First World War

In the First World War, machine guns were used as aircraft on-board weapons for the first time. On the German side, modified MG 08 and later MG 08/15 were used. The modifications consisted in doing without the water jacket, since the airflow was enough to cool the barrel. A German innovation were synchronized machine guns that could shoot through the propeller circle with the help of an interrupter gear. This increased the accuracy. In the case of fighter aircraft, two of these machine guns were usually arranged rigidly above the engine. French fighters also shot through the propeller circle, albeit unsynchronized. For this purpose, the propeller blades had to be covered with sheet steel, on which the lead bullets ricocheted off, which limited both the firepower and the performance of the machine.

The Parabellum MG was also used, especially in mobile installations.

Second World War

At the beginning of World War II, all powers used small-caliber machine guns (7.5–7.92 mm) in their aircraft. Due to insufficient penetration and range, these were soon replaced by super-heavy machine-guns (12.7–13.2 mm) or machine guns of larger caliber.

Since 1945

The last aircraft to carry machine guns as main armament were the American F-86s. Nowadays, machine guns are only used by light fighter planes and helicopters. Otherwise, the use of machine guns is preferred due to the significantly higher effect in the target.

Legal situation

Situation in Germany

In Germany, private individuals are prohibited from owning fully automatic weapons.[5]

Situation in Switzerland

Machine gun emplacements on the Simplon Pass (2019) 46.2456198.018434

In Switzerland, machine guns that can be carried and operated by a single person fall under Article 5 of the Weapons Act, the term series firearms, the acquisition and possession of which is prohibited. This also applies to those that have been converted into semi-automatic weapons. The law also prohibits shooting with series firearms. In justified individual cases, e.g. B. for collectors, issue special permits. These permits contain regulations that are regularly checked by the authorities. So are i.a. Keep the breech and weapon "physically separate and protected from access by third parties".

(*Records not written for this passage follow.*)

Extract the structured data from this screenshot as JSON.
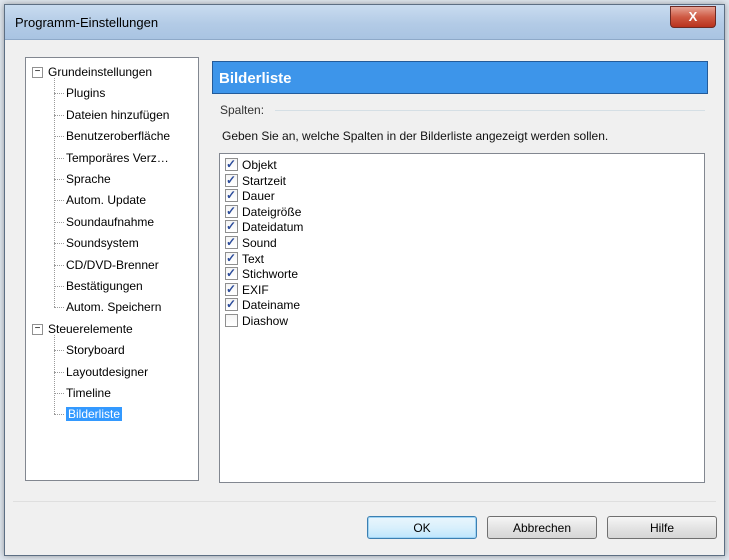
{
  "window": {
    "title": "Programm-Einstellungen",
    "close_glyph": "X"
  },
  "tree": {
    "items": [
      {
        "label": "Grundeinstellungen",
        "level": 0,
        "expander": "−",
        "selected": false
      },
      {
        "label": "Plugins",
        "level": 1,
        "selected": false
      },
      {
        "label": "Dateien hinzufügen",
        "level": 1,
        "selected": false
      },
      {
        "label": "Benutzeroberfläche",
        "level": 1,
        "selected": false
      },
      {
        "label": "Temporäres Verz…",
        "level": 1,
        "selected": false
      },
      {
        "label": "Sprache",
        "level": 1,
        "selected": false
      },
      {
        "label": "Autom. Update",
        "level": 1,
        "selected": false
      },
      {
        "label": "Soundaufnahme",
        "level": 1,
        "selected": false
      },
      {
        "label": "Soundsystem",
        "level": 1,
        "selected": false
      },
      {
        "label": "CD/DVD-Brenner",
        "level": 1,
        "selected": false
      },
      {
        "label": "Bestätigungen",
        "level": 1,
        "selected": false
      },
      {
        "label": "Autom. Speichern",
        "level": 1,
        "selected": false
      },
      {
        "label": "Steuerelemente",
        "level": 0,
        "expander": "−",
        "selected": false
      },
      {
        "label": "Storyboard",
        "level": 1,
        "selected": false
      },
      {
        "label": "Layoutdesigner",
        "level": 1,
        "selected": false
      },
      {
        "label": "Timeline",
        "level": 1,
        "selected": false
      },
      {
        "label": "Bilderliste",
        "level": 1,
        "selected": true
      }
    ]
  },
  "panel": {
    "header": "Bilderliste",
    "group_label": "Spalten:",
    "description": "Geben Sie an, welche Spalten in der Bilderliste angezeigt werden sollen."
  },
  "columns": [
    {
      "label": "Objekt",
      "checked": true
    },
    {
      "label": "Startzeit",
      "checked": true
    },
    {
      "label": "Dauer",
      "checked": true
    },
    {
      "label": "Dateigröße",
      "checked": true
    },
    {
      "label": "Dateidatum",
      "checked": true
    },
    {
      "label": "Sound",
      "checked": true
    },
    {
      "label": "Text",
      "checked": true
    },
    {
      "label": "Stichworte",
      "checked": true
    },
    {
      "label": "EXIF",
      "checked": true
    },
    {
      "label": "Dateiname",
      "checked": true
    },
    {
      "label": "Diashow",
      "checked": false
    }
  ],
  "buttons": {
    "ok": "OK",
    "cancel": "Abbrechen",
    "help": "Hilfe"
  },
  "colors": {
    "header_bg": "#3d95ea",
    "selection_bg": "#3399ff",
    "close_button": "#cf5a44"
  }
}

  • F. W. A. ​​Hobart: The machine gun. The story of a fully automatic weapon. 3. Edition. Motorbuch-Verlag, Stuttgart 1976, ISBN 3-87943-277-5.
  • Daniel Musgrave: German machine guns. Development, technology, types. Motorbuch-Verlag, Stuttgart 1995, ISBN 3-613-01653-2.
  • Eugen A. Lisewski: German machine guns in action. MG 01 to MG 42. Podzun-Pallas Verlag, Wölfersheim-Berstadt 1999, ISBN 3-7909-0681-6 (The weapon arsenal Vol. 180).
  • Rolf Wirtgen: The development of the machine gun. From the hand tube to the universal machine gun. Brochure for the special exhibition 2005 at the Defense Technical Study Collection. Federal Office for Defense Technology and Procurement, Koblenz 2005, ISBN 3-927038-66-0.
  • Ilya Shaydurov: Russian Firearms - Types.Technology.Data. Motorbuch Verlag, Stuttgart 2010, ISBN 978-3-613-03187-6.
  • Chris McNab: MG 34 and MG 42 machine guns, Bloomsbury Publishing, 2012, ISBN 978-1-78200-309-0. 82 pages (online PDF) (Memento from May 15, 2018 in Internet Archive)

Web links

Individual evidence

  1. ↑ G Lenotre: Vieilles Maisons, Vieux Papiers (fr). Tallandier, 2014, ISBN 979-1-02-100758-1, p. 81.
  2. La press (fr) May 22, 1838. Retrieved August 26, 2019.
  3. ↑ The Mohammedan Movement in Egyptian Sudan. Lecture by Professor Dr. Dagobert Schoenfeld, 1904
  4. ↑ Rozina Sabur, Laurence Dodds: Ten facts about the Battle of the Somme, The Telegraph, July 30, 2016
  5. ↑ Appendix 2 (to Section 2 Paragraphs 2 to 4) Weapons List, Section 1 (Prohibited Weapons), (Fully automatic machines)